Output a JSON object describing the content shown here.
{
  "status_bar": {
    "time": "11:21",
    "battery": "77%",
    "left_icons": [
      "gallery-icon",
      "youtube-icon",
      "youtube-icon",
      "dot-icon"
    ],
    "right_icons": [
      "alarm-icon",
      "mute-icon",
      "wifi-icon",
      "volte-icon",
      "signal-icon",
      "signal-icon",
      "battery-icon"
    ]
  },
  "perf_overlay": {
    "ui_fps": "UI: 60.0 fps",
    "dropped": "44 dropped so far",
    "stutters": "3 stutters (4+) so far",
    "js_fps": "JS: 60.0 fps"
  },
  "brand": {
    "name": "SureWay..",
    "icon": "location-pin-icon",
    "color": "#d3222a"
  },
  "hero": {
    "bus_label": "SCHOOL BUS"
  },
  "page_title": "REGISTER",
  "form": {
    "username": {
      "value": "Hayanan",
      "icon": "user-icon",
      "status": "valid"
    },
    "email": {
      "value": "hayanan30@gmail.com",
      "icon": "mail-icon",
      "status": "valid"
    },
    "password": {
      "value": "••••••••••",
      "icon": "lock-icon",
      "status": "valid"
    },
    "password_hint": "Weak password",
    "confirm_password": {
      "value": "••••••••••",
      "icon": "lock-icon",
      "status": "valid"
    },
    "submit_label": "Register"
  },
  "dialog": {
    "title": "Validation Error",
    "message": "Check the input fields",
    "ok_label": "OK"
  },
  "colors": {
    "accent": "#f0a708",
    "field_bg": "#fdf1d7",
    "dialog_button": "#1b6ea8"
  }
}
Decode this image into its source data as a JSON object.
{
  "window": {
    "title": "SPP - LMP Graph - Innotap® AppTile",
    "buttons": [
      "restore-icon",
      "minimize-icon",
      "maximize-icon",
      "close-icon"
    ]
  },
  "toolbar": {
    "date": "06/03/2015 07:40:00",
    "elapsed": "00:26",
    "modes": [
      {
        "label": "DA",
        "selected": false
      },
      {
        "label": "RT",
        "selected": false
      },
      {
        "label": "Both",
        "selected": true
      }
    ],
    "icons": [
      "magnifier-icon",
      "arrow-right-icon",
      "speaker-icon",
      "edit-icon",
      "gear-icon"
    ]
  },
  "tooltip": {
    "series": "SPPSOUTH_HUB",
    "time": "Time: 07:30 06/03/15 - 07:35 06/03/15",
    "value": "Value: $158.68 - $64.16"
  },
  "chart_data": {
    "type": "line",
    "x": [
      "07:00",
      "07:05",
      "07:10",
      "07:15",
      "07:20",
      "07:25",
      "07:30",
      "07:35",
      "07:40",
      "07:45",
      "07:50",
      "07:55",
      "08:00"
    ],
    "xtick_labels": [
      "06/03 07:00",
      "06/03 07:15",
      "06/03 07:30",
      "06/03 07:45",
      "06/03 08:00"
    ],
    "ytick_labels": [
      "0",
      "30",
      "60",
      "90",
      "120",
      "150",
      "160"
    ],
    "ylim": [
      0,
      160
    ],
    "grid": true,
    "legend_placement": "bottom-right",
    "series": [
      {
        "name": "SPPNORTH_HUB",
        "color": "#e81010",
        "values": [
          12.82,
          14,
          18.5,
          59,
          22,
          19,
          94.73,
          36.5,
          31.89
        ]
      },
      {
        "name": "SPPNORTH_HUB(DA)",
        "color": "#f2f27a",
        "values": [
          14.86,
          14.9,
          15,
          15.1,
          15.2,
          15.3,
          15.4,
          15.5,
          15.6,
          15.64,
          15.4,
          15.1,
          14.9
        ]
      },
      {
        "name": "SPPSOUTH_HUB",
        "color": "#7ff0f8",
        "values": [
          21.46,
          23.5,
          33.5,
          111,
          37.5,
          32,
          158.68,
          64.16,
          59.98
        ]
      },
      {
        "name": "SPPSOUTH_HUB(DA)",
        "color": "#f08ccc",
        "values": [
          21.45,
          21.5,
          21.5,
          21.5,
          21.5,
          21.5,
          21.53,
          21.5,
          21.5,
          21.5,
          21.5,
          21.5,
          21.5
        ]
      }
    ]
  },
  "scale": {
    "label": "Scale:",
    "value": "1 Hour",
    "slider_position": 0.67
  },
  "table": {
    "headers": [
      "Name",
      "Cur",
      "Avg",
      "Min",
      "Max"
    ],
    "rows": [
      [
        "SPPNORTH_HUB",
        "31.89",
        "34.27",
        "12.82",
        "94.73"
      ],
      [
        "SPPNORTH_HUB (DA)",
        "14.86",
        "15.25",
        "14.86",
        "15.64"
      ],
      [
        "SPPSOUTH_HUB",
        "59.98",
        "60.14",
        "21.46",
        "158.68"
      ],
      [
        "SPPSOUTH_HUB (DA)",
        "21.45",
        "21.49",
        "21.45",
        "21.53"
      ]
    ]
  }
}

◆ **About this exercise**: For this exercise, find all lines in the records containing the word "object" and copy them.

◆ **Task output**:
Output a JSON object describing the content shown here.
Decode this image into its source data as a JSON object.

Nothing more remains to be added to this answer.